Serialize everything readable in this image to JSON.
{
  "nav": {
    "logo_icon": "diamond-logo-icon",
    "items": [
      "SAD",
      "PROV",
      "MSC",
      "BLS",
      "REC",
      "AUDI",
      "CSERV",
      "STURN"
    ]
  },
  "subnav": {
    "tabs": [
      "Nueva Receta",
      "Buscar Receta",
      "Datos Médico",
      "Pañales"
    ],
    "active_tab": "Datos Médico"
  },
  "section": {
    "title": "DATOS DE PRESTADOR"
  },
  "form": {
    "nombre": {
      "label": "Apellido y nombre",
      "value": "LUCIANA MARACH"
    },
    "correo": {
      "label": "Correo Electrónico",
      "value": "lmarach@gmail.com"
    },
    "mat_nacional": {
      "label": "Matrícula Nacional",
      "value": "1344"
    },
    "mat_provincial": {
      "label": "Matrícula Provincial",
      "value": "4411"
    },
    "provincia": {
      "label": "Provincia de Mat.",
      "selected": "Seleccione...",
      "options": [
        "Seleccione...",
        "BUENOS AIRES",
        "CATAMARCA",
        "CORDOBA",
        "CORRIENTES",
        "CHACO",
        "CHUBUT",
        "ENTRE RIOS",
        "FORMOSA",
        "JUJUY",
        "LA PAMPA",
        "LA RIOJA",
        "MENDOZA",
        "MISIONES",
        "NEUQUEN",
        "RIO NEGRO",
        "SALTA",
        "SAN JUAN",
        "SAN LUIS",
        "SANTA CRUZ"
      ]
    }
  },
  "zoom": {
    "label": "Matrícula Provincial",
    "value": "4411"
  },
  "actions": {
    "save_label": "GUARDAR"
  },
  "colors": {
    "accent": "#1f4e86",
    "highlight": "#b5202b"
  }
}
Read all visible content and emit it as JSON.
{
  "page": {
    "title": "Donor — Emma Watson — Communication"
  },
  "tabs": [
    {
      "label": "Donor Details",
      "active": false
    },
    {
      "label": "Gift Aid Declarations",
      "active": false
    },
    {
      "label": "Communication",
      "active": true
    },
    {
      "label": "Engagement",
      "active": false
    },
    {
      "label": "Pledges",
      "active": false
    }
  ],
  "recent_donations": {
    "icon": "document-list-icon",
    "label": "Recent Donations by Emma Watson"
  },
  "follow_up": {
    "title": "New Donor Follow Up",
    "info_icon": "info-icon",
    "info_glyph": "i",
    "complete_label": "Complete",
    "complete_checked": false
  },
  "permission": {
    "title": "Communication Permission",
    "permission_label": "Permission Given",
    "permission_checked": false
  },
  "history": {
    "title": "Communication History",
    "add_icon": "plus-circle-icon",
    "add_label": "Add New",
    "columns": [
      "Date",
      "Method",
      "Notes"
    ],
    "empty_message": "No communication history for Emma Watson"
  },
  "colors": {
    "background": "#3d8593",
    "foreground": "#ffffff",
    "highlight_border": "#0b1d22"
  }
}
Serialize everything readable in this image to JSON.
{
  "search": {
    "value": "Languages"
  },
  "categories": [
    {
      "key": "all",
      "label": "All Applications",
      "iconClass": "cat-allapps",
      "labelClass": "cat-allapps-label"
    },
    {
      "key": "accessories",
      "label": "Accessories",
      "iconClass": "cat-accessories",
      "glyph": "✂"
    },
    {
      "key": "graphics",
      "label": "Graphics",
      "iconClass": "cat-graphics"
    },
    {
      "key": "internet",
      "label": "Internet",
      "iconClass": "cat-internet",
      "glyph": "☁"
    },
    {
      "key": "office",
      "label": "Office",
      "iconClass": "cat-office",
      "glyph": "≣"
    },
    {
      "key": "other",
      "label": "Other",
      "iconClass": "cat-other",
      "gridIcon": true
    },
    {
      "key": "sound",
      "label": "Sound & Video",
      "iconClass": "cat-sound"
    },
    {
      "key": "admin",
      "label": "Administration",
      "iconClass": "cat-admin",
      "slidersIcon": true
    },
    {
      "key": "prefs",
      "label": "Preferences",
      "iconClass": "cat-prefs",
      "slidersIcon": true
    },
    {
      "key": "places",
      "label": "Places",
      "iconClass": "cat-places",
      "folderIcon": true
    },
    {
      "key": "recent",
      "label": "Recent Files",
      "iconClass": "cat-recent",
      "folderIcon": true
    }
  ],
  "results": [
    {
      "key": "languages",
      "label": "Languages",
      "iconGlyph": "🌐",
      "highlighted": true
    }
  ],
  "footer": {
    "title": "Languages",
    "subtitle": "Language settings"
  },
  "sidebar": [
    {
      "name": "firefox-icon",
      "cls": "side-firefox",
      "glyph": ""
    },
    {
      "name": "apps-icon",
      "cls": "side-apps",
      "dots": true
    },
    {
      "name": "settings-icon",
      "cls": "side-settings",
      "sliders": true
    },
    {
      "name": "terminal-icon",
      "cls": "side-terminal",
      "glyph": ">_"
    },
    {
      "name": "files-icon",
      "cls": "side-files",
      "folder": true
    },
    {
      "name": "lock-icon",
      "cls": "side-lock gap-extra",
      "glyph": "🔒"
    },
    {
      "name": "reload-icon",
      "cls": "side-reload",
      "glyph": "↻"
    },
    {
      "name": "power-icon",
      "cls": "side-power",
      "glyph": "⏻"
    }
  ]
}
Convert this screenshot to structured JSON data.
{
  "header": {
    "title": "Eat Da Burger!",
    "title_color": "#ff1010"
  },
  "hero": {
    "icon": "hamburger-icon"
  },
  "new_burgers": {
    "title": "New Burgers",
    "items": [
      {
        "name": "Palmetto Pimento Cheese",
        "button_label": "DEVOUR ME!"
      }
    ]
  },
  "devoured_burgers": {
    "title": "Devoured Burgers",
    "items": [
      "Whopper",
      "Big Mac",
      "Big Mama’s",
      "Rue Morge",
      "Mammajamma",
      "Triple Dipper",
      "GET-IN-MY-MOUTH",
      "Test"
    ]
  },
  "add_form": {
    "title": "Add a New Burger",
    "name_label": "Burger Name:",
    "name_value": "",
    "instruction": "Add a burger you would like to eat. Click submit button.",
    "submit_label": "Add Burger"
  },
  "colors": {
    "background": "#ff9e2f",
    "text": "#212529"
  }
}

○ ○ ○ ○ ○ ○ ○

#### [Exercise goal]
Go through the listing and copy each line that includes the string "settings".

#### [Reply to the task]
    "subtitle": "Language settings"
      "name": "settings-icon",
      "cls": "side-settings",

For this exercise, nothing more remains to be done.